I don't know if you can even find a 5 shot .45 long colt revolver...I've never seen one.
There is a 5 round .45 conversion cylinder made for some of the old cap and ball models. There a notch for the hammer so it doesn't rest on a live round. I am not 100% sure if this would be considered "legal" by any of the mounted shooting organizations. Unless you are really into old style pistols, you probably wouldn't have a rare configuration like this. I know several people with C&B pistols but none have the conversion kit.
Unless you already have the above, you are better just buying a .45 for mounted shooting.
New Rugers are about $600 now. Used around $500. An Uberti will cost a little less.
I was wondering how much are the close for this sport??
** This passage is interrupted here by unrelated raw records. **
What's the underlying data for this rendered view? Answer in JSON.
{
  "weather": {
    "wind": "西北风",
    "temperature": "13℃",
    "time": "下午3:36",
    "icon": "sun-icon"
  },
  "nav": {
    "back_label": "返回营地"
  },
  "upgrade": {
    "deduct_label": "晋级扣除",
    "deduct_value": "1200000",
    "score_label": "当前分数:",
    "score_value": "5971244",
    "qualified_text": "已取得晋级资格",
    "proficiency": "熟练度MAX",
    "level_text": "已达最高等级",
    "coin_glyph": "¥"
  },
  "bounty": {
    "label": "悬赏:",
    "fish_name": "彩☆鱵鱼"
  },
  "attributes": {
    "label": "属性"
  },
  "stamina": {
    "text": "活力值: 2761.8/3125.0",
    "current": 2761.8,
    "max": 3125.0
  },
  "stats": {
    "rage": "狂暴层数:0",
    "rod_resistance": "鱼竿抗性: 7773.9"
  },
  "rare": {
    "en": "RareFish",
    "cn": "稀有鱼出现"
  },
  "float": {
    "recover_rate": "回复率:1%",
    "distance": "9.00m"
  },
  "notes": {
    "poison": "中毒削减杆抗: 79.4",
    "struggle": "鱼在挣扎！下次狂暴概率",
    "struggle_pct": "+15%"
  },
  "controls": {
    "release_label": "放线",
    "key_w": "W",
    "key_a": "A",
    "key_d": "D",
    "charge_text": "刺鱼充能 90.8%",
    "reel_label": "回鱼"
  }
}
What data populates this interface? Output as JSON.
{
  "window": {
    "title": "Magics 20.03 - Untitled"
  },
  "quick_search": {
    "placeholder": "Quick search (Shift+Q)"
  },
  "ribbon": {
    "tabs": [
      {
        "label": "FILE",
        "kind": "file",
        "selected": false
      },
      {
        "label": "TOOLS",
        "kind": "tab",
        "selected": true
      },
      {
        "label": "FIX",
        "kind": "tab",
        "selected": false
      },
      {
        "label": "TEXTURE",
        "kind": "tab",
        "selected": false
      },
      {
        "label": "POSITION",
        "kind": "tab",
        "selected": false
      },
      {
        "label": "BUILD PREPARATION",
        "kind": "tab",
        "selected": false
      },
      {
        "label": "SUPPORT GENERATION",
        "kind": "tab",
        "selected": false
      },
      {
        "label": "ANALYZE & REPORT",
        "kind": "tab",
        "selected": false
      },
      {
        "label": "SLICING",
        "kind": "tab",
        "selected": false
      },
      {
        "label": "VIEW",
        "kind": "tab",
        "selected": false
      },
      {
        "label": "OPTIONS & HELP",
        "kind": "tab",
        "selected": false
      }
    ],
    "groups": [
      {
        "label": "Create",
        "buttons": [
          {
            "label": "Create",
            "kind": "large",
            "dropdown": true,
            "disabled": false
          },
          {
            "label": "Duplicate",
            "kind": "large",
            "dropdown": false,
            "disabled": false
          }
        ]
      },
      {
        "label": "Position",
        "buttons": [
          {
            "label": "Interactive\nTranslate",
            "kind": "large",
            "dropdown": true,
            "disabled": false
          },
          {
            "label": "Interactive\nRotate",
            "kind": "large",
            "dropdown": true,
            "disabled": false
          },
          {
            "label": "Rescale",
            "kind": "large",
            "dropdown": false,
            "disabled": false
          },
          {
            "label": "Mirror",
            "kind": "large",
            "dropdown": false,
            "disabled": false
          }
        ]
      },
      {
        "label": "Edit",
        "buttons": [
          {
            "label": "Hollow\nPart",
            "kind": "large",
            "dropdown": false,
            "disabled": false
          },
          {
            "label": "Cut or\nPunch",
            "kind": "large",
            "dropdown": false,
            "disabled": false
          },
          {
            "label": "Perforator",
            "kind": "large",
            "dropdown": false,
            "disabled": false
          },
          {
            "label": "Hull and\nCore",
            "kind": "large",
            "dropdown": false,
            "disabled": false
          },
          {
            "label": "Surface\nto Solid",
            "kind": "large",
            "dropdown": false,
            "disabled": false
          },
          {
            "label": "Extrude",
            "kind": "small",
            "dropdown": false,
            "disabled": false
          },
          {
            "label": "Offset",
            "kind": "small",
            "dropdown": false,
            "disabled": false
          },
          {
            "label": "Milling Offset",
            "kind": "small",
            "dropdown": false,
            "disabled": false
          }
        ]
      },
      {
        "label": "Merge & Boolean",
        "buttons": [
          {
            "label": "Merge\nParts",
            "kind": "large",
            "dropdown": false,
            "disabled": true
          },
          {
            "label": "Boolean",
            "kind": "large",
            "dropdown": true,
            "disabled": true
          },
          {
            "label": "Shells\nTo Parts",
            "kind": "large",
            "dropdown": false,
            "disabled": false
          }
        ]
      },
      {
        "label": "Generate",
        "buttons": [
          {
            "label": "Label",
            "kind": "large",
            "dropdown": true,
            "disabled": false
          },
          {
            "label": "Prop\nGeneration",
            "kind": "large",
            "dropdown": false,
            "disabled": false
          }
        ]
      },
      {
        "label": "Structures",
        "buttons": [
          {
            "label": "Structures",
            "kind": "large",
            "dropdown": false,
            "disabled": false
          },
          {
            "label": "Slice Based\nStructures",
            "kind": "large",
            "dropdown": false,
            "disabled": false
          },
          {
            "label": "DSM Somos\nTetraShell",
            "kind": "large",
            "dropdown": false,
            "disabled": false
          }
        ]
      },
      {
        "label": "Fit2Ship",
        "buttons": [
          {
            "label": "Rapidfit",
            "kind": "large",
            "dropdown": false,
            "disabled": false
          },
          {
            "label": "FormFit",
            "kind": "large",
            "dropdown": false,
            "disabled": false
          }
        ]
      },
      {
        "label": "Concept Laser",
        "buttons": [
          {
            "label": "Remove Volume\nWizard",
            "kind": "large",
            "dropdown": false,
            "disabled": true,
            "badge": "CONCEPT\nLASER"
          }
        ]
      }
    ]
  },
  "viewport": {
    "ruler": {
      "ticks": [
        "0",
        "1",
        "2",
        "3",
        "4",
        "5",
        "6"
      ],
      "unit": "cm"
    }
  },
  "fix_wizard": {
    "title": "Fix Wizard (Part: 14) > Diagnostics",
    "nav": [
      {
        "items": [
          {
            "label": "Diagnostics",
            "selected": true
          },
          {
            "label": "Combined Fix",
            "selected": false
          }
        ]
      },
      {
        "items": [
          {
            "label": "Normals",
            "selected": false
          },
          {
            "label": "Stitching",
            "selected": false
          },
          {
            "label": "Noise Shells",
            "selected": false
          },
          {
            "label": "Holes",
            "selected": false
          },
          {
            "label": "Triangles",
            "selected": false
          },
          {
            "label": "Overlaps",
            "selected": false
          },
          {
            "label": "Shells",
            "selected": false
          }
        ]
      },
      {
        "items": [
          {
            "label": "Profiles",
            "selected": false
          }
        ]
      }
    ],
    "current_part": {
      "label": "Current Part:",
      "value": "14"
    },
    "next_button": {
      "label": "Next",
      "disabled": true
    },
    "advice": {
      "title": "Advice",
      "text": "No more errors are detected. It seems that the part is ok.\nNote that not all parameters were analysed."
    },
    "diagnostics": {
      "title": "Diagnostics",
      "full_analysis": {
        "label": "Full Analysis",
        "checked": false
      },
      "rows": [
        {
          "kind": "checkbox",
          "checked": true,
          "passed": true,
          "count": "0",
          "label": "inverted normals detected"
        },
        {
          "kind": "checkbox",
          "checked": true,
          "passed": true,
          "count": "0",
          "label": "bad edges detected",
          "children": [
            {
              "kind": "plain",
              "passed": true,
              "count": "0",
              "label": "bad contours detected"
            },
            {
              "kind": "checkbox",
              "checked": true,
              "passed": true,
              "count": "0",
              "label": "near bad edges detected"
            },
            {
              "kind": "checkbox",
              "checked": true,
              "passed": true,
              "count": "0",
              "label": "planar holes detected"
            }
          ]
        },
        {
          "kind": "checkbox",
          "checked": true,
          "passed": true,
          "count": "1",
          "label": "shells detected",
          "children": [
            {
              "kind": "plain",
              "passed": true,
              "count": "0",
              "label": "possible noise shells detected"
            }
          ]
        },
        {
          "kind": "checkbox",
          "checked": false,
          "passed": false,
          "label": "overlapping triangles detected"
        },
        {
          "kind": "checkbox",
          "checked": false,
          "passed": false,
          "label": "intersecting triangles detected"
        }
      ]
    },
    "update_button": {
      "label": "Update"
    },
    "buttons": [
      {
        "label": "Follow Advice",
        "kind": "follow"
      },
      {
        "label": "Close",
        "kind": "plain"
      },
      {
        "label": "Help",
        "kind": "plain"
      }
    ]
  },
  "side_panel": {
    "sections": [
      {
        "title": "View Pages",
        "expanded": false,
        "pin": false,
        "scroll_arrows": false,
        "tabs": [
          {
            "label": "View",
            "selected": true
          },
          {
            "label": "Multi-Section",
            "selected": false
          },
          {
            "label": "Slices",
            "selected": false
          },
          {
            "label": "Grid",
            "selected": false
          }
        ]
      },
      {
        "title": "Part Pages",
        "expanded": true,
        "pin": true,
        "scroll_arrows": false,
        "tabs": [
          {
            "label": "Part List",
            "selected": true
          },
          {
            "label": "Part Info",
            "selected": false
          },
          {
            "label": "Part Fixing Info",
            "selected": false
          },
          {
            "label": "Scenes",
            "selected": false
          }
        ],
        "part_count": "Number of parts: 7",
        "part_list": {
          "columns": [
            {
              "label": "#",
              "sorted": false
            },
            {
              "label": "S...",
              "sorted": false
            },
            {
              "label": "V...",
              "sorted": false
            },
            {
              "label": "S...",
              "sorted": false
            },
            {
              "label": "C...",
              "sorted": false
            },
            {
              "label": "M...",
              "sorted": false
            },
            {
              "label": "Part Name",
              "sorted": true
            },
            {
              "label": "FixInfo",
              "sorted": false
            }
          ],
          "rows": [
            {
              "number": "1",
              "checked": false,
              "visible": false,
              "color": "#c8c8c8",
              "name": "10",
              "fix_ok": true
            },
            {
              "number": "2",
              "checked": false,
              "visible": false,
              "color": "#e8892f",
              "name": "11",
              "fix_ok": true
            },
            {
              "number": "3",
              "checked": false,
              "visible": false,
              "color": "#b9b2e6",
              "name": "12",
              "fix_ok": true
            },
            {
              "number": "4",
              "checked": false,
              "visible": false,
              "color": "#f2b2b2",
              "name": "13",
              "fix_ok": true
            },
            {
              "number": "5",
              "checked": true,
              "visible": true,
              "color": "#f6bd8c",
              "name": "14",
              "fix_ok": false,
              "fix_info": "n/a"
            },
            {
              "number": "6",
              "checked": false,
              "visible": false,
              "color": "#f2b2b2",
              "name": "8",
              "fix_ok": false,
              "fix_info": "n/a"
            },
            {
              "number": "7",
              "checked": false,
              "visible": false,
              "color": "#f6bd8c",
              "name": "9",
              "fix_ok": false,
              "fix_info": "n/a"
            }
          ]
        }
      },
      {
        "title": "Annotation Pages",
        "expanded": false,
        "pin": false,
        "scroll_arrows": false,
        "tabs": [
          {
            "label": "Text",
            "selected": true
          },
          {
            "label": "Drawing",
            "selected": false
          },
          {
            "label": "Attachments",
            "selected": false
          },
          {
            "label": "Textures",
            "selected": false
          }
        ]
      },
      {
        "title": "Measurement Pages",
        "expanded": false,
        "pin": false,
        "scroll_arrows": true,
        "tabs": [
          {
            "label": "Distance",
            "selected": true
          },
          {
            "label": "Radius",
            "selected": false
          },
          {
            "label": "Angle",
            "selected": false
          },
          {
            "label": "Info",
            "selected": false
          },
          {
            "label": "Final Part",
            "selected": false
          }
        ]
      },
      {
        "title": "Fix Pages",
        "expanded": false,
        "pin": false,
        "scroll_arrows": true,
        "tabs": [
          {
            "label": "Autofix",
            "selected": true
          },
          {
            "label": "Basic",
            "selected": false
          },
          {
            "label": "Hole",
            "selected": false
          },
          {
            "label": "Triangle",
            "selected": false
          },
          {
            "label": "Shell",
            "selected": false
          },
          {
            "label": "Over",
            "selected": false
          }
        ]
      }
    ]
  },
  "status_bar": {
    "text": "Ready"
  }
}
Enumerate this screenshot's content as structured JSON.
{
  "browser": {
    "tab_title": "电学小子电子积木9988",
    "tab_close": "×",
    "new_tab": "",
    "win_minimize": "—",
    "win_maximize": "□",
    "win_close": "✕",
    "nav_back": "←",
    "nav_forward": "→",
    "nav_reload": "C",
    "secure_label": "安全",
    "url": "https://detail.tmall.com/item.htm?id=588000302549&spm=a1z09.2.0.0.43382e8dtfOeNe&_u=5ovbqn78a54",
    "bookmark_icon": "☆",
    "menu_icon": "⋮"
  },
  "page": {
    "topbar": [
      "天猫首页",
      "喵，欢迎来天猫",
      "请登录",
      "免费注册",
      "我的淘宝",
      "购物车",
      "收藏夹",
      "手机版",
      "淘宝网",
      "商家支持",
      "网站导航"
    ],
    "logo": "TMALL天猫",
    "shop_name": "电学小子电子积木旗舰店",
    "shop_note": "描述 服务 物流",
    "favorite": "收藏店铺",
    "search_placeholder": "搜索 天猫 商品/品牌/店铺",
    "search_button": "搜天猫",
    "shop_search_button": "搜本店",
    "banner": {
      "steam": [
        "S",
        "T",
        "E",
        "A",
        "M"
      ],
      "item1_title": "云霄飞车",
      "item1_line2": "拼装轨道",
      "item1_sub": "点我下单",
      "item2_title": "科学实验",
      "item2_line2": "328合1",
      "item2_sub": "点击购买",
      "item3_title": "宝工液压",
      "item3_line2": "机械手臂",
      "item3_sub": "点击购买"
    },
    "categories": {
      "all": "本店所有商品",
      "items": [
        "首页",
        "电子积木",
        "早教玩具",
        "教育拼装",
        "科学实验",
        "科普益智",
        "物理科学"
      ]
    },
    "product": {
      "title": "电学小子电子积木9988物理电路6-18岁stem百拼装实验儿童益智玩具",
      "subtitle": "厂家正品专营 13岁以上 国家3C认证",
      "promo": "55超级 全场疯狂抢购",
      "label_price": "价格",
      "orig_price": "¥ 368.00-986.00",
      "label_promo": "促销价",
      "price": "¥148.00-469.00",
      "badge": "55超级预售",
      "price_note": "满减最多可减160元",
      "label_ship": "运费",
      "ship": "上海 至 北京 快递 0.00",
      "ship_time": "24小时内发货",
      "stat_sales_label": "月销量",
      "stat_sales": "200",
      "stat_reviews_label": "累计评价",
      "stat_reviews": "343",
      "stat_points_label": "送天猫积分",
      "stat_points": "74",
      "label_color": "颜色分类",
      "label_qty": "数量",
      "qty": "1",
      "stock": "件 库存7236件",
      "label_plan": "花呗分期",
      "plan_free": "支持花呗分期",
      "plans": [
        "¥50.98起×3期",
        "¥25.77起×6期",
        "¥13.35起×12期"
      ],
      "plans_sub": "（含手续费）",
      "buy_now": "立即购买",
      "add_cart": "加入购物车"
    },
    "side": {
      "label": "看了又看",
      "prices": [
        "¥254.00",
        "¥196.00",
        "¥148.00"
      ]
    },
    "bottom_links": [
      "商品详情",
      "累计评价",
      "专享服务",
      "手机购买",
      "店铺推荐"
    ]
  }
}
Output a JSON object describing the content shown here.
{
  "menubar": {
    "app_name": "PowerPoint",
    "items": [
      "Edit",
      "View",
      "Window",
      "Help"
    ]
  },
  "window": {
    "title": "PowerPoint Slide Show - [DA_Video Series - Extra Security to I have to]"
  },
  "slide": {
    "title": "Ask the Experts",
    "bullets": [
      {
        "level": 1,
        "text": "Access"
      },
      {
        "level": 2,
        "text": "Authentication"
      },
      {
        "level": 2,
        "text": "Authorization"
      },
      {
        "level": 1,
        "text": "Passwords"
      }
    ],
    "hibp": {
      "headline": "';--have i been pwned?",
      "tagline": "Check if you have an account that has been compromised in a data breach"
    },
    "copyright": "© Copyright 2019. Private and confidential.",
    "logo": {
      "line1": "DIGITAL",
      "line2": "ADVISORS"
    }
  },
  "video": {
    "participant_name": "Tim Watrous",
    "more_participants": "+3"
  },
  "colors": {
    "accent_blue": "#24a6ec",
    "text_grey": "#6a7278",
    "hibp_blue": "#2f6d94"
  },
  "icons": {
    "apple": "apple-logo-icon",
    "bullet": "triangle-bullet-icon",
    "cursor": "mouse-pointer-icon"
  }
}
Clothes can be as expensive or inexpensive as you like. The "period" stuff can get costly quick. There are also companies which make patterns if you are handy with a sewing machine. I know a few folks who make their own clothes (mostly ladies). The do it yourself route can be very inexpensive.
Going with the "minimum" can also be inexpensive. CMSA and SASS both allow regular western shirts and modern 5-pocket jeans. If going this route, boots, a hat and chaps/chinks are required. To do away with the chaps/chinks requirement you need to wear "period" pants which you can find for around $60 new and less used.
If you are riding SASS, there is usually a little more leniency for new shooters at "local" matches. The rules say to give a new shooter about a year to get their entire "outfit" together. Check with your local club for their policy.
If you are riding MSA or CSA events, the dress code will be different. I don't have the MSA rules handy, but I _think_ you don't need chaps/chinks with jeans.
CSA allows clubs to set their own dress code, so check with your local club for details.
Remember that dress code usually only applies at sanctioned matches. You normally don't have to worry about it for clinics and practices.